*** DATASET ENTRIES Section Begins ***

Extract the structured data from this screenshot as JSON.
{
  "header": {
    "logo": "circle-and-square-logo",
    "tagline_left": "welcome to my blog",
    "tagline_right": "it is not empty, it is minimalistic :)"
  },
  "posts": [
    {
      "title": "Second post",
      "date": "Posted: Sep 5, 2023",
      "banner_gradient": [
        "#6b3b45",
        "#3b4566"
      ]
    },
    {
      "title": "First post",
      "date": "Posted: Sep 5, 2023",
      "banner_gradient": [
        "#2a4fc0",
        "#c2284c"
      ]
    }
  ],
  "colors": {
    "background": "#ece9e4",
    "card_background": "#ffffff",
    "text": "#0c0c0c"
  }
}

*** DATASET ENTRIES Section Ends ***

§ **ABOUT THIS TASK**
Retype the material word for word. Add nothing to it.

§ **TASK RESPONSE**
Extract the structured data from this screenshot as JSON.
{
  "header": {
    "logo": "circle-and-square-logo",
    "tagline_left": "welcome to my blog",
    "tagline_right": "it is not empty, it is minimalistic :)"
  },
  "posts": [
    {
      "title": "Second post",
      "date": "Posted: Sep 5, 2023",
      "banner_gradient": [
        "#6b3b45",
        "#3b4566"
      ]
    },
    {
      "title": "First post",
      "date": "Posted: Sep 5, 2023",
      "banner_gradient": [
        "#2a4fc0",
        "#c2284c"
      ]
    }
  ],
  "colors": {
    "background": "#ece9e4",
    "card_background": "#ffffff",
    "text": "#0c0c0c"
  }
}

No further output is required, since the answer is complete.